:: Assignment ::
Go through the records below and copy out every line that contains the word "glyph".
*** Opening of Data shown ***
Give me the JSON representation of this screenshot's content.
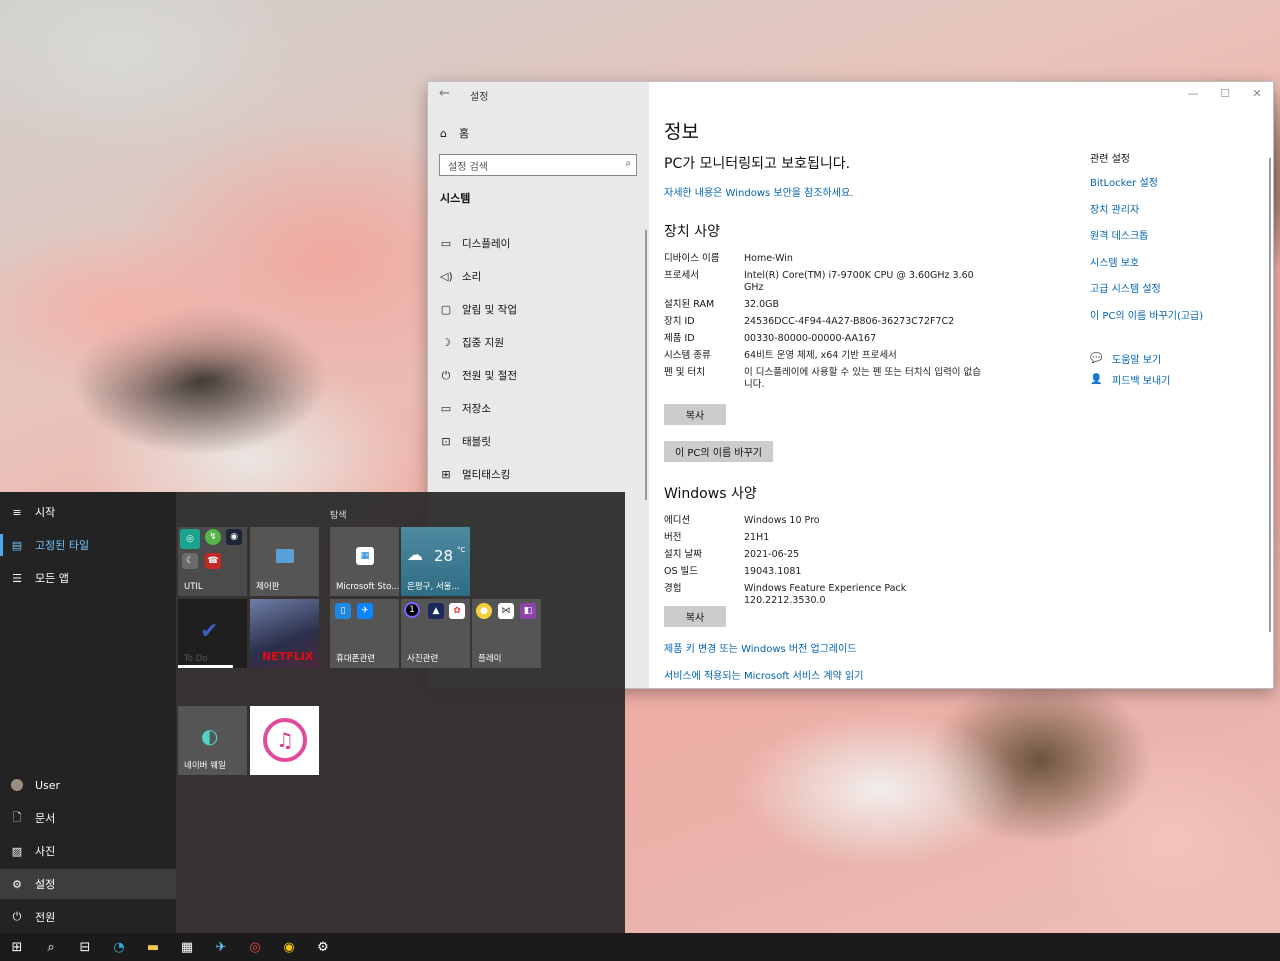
{
  "settings": {
    "title": "설정",
    "back": "←",
    "home": "홈",
    "search_placeholder": "설정 검색",
    "section": "시스템",
    "nav": [
      {
        "icon": "display-icon",
        "glyph": "▭",
        "label": "디스플레이"
      },
      {
        "icon": "sound-icon",
        "glyph": "◁)",
        "label": "소리"
      },
      {
        "icon": "notifications-icon",
        "glyph": "▢",
        "label": "알림 및 작업"
      },
      {
        "icon": "focus-assist-icon",
        "glyph": "☽",
        "label": "집중 지원"
      },
      {
        "icon": "power-icon",
        "glyph": "⏻",
        "label": "전원 및 절전"
      },
      {
        "icon": "storage-icon",
        "glyph": "▭",
        "label": "저장소"
      },
      {
        "icon": "tablet-icon",
        "glyph": "⊡",
        "label": "태블릿"
      },
      {
        "icon": "multitasking-icon",
        "glyph": "⊞",
        "label": "멀티태스킹"
      }
    ],
    "controls": {
      "minimize": "—",
      "maximize": "☐",
      "close": "✕"
    }
  },
  "about": {
    "title": "정보",
    "protected": "PC가 모니터링되고 보호됩니다.",
    "security_link": "자세한 내용은 Windows 보안을 참조하세요.",
    "device_specs_title": "장치 사양",
    "device_specs": [
      {
        "k": "디바이스 이름",
        "v": "Home-Win"
      },
      {
        "k": "프로세서",
        "v": "Intel(R) Core(TM) i7-9700K CPU @ 3.60GHz   3.60 GHz"
      },
      {
        "k": "설치된 RAM",
        "v": "32.0GB"
      },
      {
        "k": "장치 ID",
        "v": "24536DCC-4F94-4A27-B806-36273C72F7C2"
      },
      {
        "k": "제품 ID",
        "v": "00330-80000-00000-AA167"
      },
      {
        "k": "시스템 종류",
        "v": "64비트 운영 체제, x64 기반 프로세서"
      },
      {
        "k": "펜 및 터치",
        "v": "이 디스플레이에 사용할 수 있는 펜 또는 터치식 입력이 없습니다."
      }
    ],
    "copy_label": "복사",
    "rename_label": "이 PC의 이름 바꾸기",
    "windows_specs_title": "Windows 사양",
    "windows_specs": [
      {
        "k": "에디션",
        "v": "Windows 10 Pro"
      },
      {
        "k": "버전",
        "v": "21H1"
      },
      {
        "k": "설치 날짜",
        "v": "2021-06-25"
      },
      {
        "k": "OS 빌드",
        "v": "19043.1081"
      },
      {
        "k": "경험",
        "v": "Windows Feature Experience Pack 120.2212.3530.0"
      }
    ],
    "upgrade_link": "제품 키 변경 또는 Windows 버전 업그레이드",
    "agreement_link": "서비스에 적용되는 Microsoft 서비스 계약 읽기"
  },
  "related": {
    "title": "관련 설정",
    "links": [
      "BitLocker 설정",
      "장치 관리자",
      "원격 데스크톱",
      "시스템 보호",
      "고급 시스템 설정",
      "이 PC의 이름 바꾸기(고급)"
    ],
    "help": "도움말 보기",
    "feedback": "피드백 보내기"
  },
  "start": {
    "title": "시작",
    "pinned": "고정된 타일",
    "all_apps": "모든 앱",
    "user": "User",
    "documents": "문서",
    "pictures": "사진",
    "settings": "설정",
    "power": "전원",
    "group": "탐색",
    "tiles": {
      "util": "UTIL",
      "control_panel": "제어판",
      "store": "Microsoft Sto...",
      "weather_temp": "28",
      "weather_unit": "°C",
      "weather_loc": "은평구, 서울...",
      "todo": "To Do",
      "netflix": "NETFLIX",
      "phone": "휴대폰관련",
      "photo": "사진관련",
      "play": "플레이",
      "whale": "네이버 웨일"
    }
  },
  "colors": {
    "link": "#0063b1",
    "accent": "#4aa9f0",
    "netflix": "#e50914"
  }
}
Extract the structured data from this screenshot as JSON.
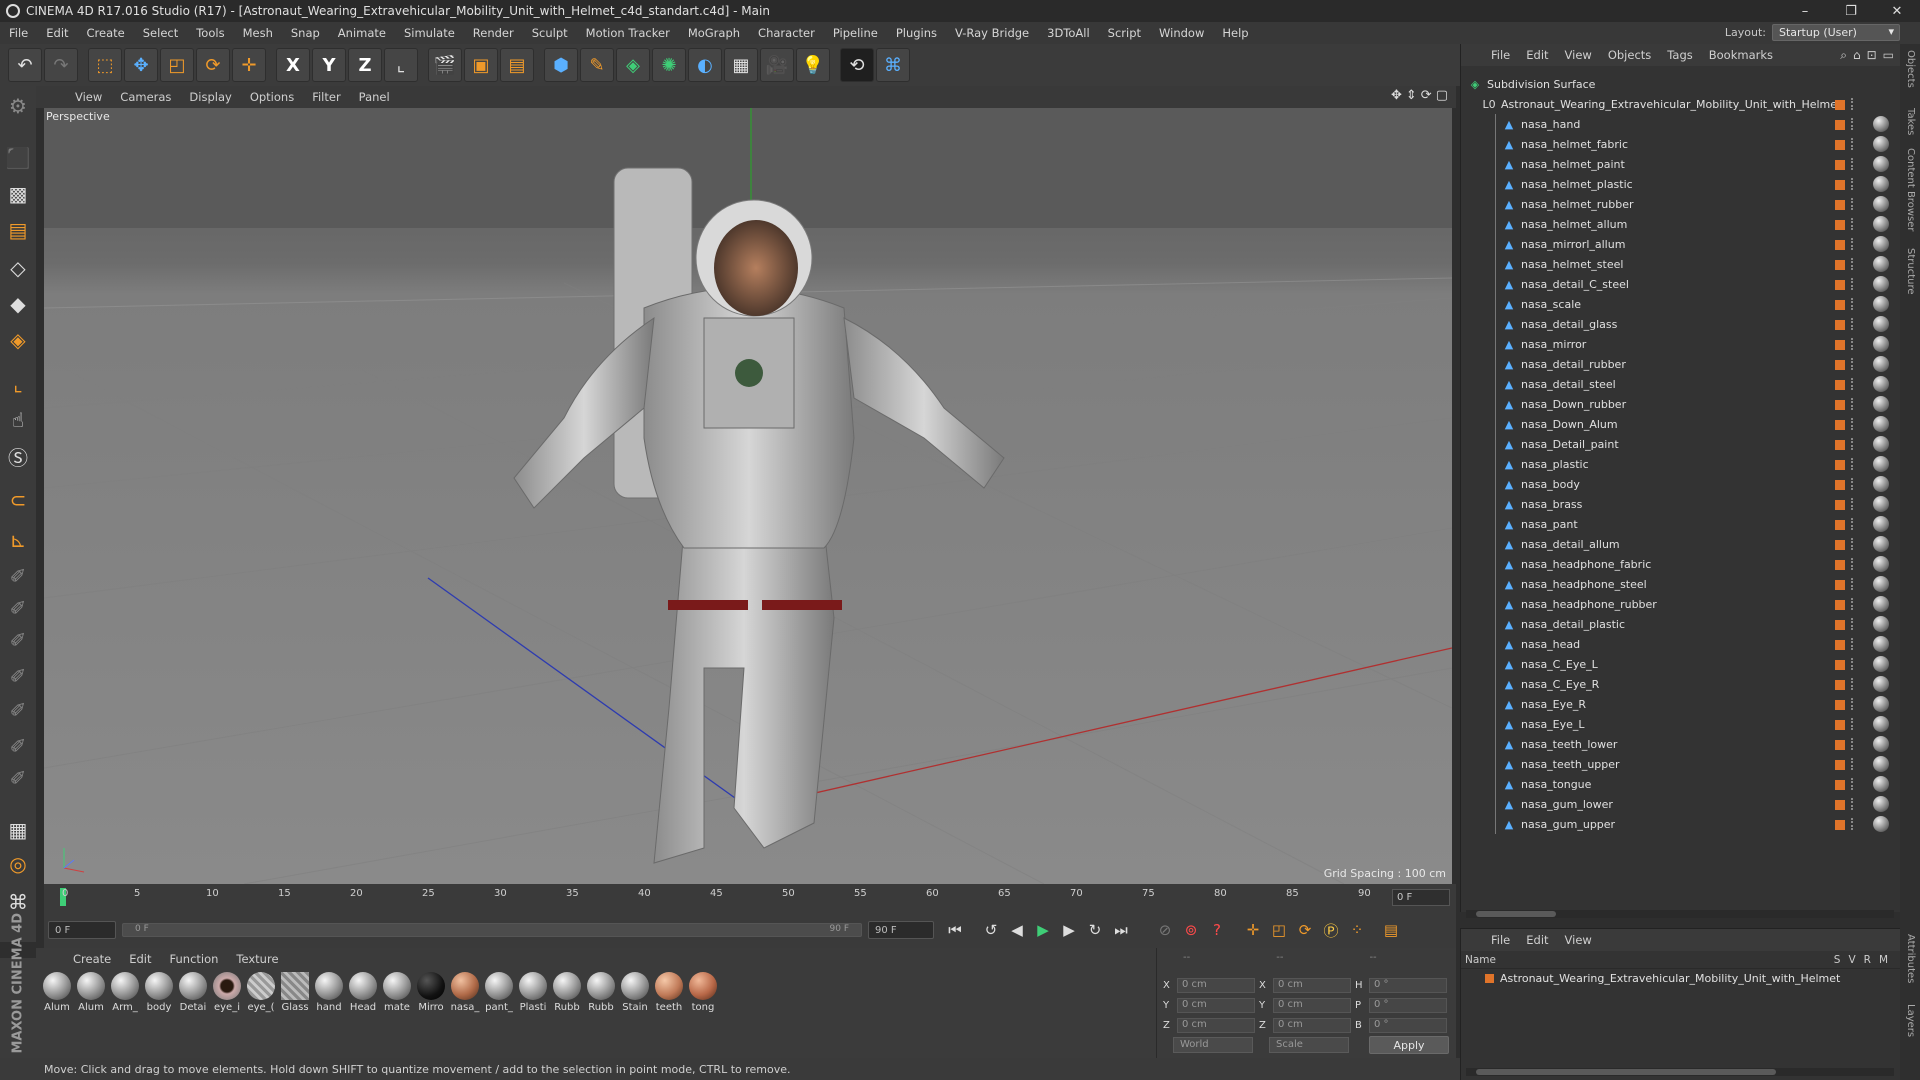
{
  "window": {
    "title": "CINEMA 4D R17.016 Studio (R17) - [Astronaut_Wearing_Extravehicular_Mobility_Unit_with_Helmet_c4d_standart.c4d] - Main",
    "controls": [
      "–",
      "❐",
      "✕"
    ]
  },
  "menubar": {
    "items": [
      "File",
      "Edit",
      "Create",
      "Select",
      "Tools",
      "Mesh",
      "Snap",
      "Animate",
      "Simulate",
      "Render",
      "Sculpt",
      "Motion Tracker",
      "MoGraph",
      "Character",
      "Pipeline",
      "Plugins",
      "V-Ray Bridge",
      "3DToAll",
      "Script",
      "Window",
      "Help"
    ],
    "layout_label": "Layout:",
    "layout_value": "Startup (User)"
  },
  "toolbar": {
    "icons": [
      "undo-icon",
      "redo-icon",
      "select-icon",
      "move-icon",
      "scale-icon",
      "rotate-icon",
      "transform-icon",
      "x-axis-icon",
      "y-axis-icon",
      "z-axis-icon",
      "coordinate-system-icon",
      "render-view-icon",
      "render-picture-viewer-icon",
      "render-settings-icon",
      "cube-icon",
      "pen-icon",
      "subdivision-icon",
      "mograph-cloner-icon",
      "deformer-icon",
      "floor-icon",
      "camera-icon",
      "light-icon",
      "vray-icon",
      "python-icon"
    ],
    "axis_labels": [
      "X",
      "Y",
      "Z"
    ]
  },
  "viewport": {
    "menu": [
      "View",
      "Cameras",
      "Display",
      "Options",
      "Filter",
      "Panel"
    ],
    "label": "Perspective",
    "grid_spacing": "Grid Spacing : 100 cm"
  },
  "timeline": {
    "ticks": [
      "0",
      "5",
      "10",
      "15",
      "20",
      "25",
      "30",
      "35",
      "40",
      "45",
      "50",
      "55",
      "60",
      "65",
      "70",
      "75",
      "80",
      "85",
      "90"
    ],
    "current_frame": "0 F",
    "start_field": "0 F",
    "slider_start": "0 F",
    "slider_end": "90 F",
    "end_field": "90 F"
  },
  "materials": {
    "menu": [
      "Create",
      "Edit",
      "Function",
      "Texture"
    ],
    "items": [
      "Alum",
      "Alum",
      "Arm_",
      "body",
      "Detai",
      "eye_i",
      "eye_(",
      "Glass",
      "hand",
      "Head",
      "mate",
      "Mirro",
      "nasa_",
      "pant_",
      "Plasti",
      "Rubb",
      "Rubb",
      "Stain",
      "teeth",
      "tong"
    ]
  },
  "coordinates": {
    "header": [
      "--",
      "--",
      "--"
    ],
    "rows": [
      {
        "a": "X",
        "v1": "0 cm",
        "b": "X",
        "v2": "0 cm",
        "c": "H",
        "v3": "0 °"
      },
      {
        "a": "Y",
        "v1": "0 cm",
        "b": "Y",
        "v2": "0 cm",
        "c": "P",
        "v3": "0 °"
      },
      {
        "a": "Z",
        "v1": "0 cm",
        "b": "Z",
        "v2": "0 cm",
        "c": "B",
        "v3": "0 °"
      }
    ],
    "mode": "World",
    "scale_mode": "Scale",
    "apply": "Apply"
  },
  "status": "Move: Click and drag to move elements. Hold down SHIFT to quantize movement / add to the selection in point mode, CTRL to remove.",
  "branding": "MAXON CINEMA 4D",
  "objects_panel": {
    "menu": [
      "File",
      "Edit",
      "View",
      "Objects",
      "Tags",
      "Bookmarks"
    ],
    "root": "Subdivision Surface",
    "group": "Astronaut_Wearing_Extravehicular_Mobility_Unit_with_Helmet",
    "children": [
      "nasa_hand",
      "nasa_helmet_fabric",
      "nasa_helmet_paint",
      "nasa_helmet_plastic",
      "nasa_helmet_rubber",
      "nasa_helmet_allum",
      "nasa_mirrorl_allum",
      "nasa_helmet_steel",
      "nasa_detail_C_steel",
      "nasa_scale",
      "nasa_detail_glass",
      "nasa_mirror",
      "nasa_detail_rubber",
      "nasa_detail_steel",
      "nasa_Down_rubber",
      "nasa_Down_Alum",
      "nasa_Detail_paint",
      "nasa_plastic",
      "nasa_body",
      "nasa_brass",
      "nasa_pant",
      "nasa_detail_allum",
      "nasa_headphone_fabric",
      "nasa_headphone_steel",
      "nasa_headphone_rubber",
      "nasa_detail_plastic",
      "nasa_head",
      "nasa_C_Eye_L",
      "nasa_C_Eye_R",
      "nasa_Eye_R",
      "nasa_Eye_L",
      "nasa_teeth_lower",
      "nasa_teeth_upper",
      "nasa_tongue",
      "nasa_gum_lower",
      "nasa_gum_upper"
    ]
  },
  "attributes_panel": {
    "menu": [
      "File",
      "Edit",
      "View"
    ],
    "header_name": "Name",
    "header_cols": [
      "S",
      "V",
      "R",
      "M"
    ],
    "item": "Astronaut_Wearing_Extravehicular_Mobility_Unit_with_Helmet"
  },
  "side_tabs": [
    "Objects",
    "Takes",
    "Content Browser",
    "Structure",
    "Attributes",
    "Layers"
  ],
  "colors": {
    "accent_orange": "#e0742a",
    "play_green": "#3fce77",
    "axis_blue": "#5ab0ff"
  }
}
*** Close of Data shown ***
:: Solution to this exercise ::
        "glyph": "▭",
        "glyph": "◁)",
        "glyph": "▢",
        "glyph": "☽",
        "glyph": "⏻",
        "glyph": "▭",
        "glyph": "⊡",
        "glyph": "⊞",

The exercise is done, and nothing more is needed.